** WHAT IS REQUIRED **
In full and without deviation, write out the entries that follow.
Start of RECORDS SUPPLIED
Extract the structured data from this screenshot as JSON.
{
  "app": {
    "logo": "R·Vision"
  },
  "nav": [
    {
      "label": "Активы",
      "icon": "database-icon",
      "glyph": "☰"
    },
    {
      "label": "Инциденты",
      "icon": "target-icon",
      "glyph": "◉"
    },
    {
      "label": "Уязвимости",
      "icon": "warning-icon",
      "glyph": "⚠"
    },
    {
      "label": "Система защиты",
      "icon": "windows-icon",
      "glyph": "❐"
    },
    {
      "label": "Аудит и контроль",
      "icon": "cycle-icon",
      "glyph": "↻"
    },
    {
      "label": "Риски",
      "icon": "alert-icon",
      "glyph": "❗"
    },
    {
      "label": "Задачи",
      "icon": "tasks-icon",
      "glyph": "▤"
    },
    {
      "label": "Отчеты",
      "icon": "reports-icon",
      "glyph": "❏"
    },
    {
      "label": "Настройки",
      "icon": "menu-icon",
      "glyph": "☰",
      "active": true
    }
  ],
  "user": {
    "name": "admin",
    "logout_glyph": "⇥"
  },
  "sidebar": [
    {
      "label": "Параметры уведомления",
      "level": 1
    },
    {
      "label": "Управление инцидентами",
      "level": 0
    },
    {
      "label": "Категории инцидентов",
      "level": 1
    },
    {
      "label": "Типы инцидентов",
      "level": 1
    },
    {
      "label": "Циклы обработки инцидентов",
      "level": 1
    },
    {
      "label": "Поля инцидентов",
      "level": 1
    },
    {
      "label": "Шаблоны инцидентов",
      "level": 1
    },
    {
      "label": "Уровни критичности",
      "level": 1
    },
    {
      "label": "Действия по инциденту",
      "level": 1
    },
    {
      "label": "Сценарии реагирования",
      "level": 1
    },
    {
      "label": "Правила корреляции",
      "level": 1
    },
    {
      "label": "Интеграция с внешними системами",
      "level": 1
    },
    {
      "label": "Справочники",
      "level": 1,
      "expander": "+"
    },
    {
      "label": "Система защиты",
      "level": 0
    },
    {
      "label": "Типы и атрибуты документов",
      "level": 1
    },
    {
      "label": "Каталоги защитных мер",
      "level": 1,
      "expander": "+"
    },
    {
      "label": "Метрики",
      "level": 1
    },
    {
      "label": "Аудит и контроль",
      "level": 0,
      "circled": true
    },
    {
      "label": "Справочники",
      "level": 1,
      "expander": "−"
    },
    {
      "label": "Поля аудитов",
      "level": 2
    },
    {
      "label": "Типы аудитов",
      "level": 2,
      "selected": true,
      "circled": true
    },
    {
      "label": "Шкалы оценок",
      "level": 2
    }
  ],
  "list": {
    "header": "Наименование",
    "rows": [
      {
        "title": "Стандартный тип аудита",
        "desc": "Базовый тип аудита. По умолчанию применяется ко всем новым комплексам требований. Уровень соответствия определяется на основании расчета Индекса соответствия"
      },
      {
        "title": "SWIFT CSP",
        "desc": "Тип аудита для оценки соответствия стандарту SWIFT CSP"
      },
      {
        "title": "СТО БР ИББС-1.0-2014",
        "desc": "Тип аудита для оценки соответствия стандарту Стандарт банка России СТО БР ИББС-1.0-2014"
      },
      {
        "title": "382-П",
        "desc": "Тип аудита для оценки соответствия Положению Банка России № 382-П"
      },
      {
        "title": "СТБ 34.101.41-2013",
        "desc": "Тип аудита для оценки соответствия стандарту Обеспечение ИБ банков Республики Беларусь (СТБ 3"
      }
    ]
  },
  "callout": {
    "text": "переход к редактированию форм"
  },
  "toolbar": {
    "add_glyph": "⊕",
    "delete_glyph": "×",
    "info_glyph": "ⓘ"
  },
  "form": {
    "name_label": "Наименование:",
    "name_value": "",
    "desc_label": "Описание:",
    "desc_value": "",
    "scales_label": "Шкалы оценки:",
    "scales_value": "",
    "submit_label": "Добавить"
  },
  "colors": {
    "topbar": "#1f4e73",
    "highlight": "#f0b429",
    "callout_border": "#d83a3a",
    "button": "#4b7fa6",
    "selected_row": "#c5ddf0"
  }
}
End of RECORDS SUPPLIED
** SOLUTION TO THE EXERCISE **
Extract the structured data from this screenshot as JSON.
{
  "app": {
    "logo": "R·Vision"
  },
  "nav": [
    {
      "label": "Активы",
      "icon": "database-icon",
      "glyph": "☰"
    },
    {
      "label": "Инциденты",
      "icon": "target-icon",
      "glyph": "◉"
    },
    {
      "label": "Уязвимости",
      "icon": "warning-icon",
      "glyph": "⚠"
    },
    {
      "label": "Система защиты",
      "icon": "windows-icon",
      "glyph": "❐"
    },
    {
      "label": "Аудит и контроль",
      "icon": "cycle-icon",
      "glyph": "↻"
    },
    {
      "label": "Риски",
      "icon": "alert-icon",
      "glyph": "❗"
    },
    {
      "label": "Задачи",
      "icon": "tasks-icon",
      "glyph": "▤"
    },
    {
      "label": "Отчеты",
      "icon": "reports-icon",
      "glyph": "❏"
    },
    {
      "label": "Настройки",
      "icon": "menu-icon",
      "glyph": "☰",
      "active": true
    }
  ],
  "user": {
    "name": "admin",
    "logout_glyph": "⇥"
  },
  "sidebar": [
    {
      "label": "Параметры уведомления",
      "level": 1
    },
    {
      "label": "Управление инцидентами",
      "level": 0
    },
    {
      "label": "Категории инцидентов",
      "level": 1
    },
    {
      "label": "Типы инцидентов",
      "level": 1
    },
    {
      "label": "Циклы обработки инцидентов",
      "level": 1
    },
    {
      "label": "Поля инцидентов",
      "level": 1
    },
    {
      "label": "Шаблоны инцидентов",
      "level": 1
    },
    {
      "label": "Уровни критичности",
      "level": 1
    },
    {
      "label": "Действия по инциденту",
      "level": 1
    },
    {
      "label": "Сценарии реагирования",
      "level": 1
    },
    {
      "label": "Правила корреляции",
      "level": 1
    },
    {
      "label": "Интеграция с внешними системами",
      "level": 1
    },
    {
      "label": "Справочники",
      "level": 1,
      "expander": "+"
    },
    {
      "label": "Система защиты",
      "level": 0
    },
    {
      "label": "Типы и атрибуты документов",
      "level": 1
    },
    {
      "label": "Каталоги защитных мер",
      "level": 1,
      "expander": "+"
    },
    {
      "label": "Метрики",
      "level": 1
    },
    {
      "label": "Аудит и контроль",
      "level": 0,
      "circled": true
    },
    {
      "label": "Справочники",
      "level": 1,
      "expander": "−"
    },
    {
      "label": "Поля аудитов",
      "level": 2
    },
    {
      "label": "Типы аудитов",
      "level": 2,
      "selected": true,
      "circled": true
    },
    {
      "label": "Шкалы оценок",
      "level": 2
    }
  ],
  "list": {
    "header": "Наименование",
    "rows": [
      {
        "title": "Стандартный тип аудита",
        "desc": "Базовый тип аудита. По умолчанию применяется ко всем новым комплексам требований. Уровень соответствия определяется на основании расчета Индекса соответствия"
      },
      {
        "title": "SWIFT CSP",
        "desc": "Тип аудита для оценки соответствия стандарту SWIFT CSP"
      },
      {
        "title": "СТО БР ИББС-1.0-2014",
        "desc": "Тип аудита для оценки соответствия стандарту Стандарт банка России СТО БР ИББС-1.0-2014"
      },
      {
        "title": "382-П",
        "desc": "Тип аудита для оценки соответствия Положению Банка России № 382-П"
      },
      {
        "title": "СТБ 34.101.41-2013",
        "desc": "Тип аудита для оценки соответствия стандарту Обеспечение ИБ банков Республики Беларусь (СТБ 3"
      }
    ]
  },
  "callout": {
    "text": "переход к редактированию форм"
  },
  "toolbar": {
    "add_glyph": "⊕",
    "delete_glyph": "×",
    "info_glyph": "ⓘ"
  },
  "form": {
    "name_label": "Наименование:",
    "name_value": "",
    "desc_label": "Описание:",
    "desc_value": "",
    "scales_label": "Шкалы оценки:",
    "scales_value": "",
    "submit_label": "Добавить"
  },
  "colors": {
    "topbar": "#1f4e73",
    "highlight": "#f0b429",
    "callout_border": "#d83a3a",
    "button": "#4b7fa6",
    "selected_row": "#c5ddf0"
  }
}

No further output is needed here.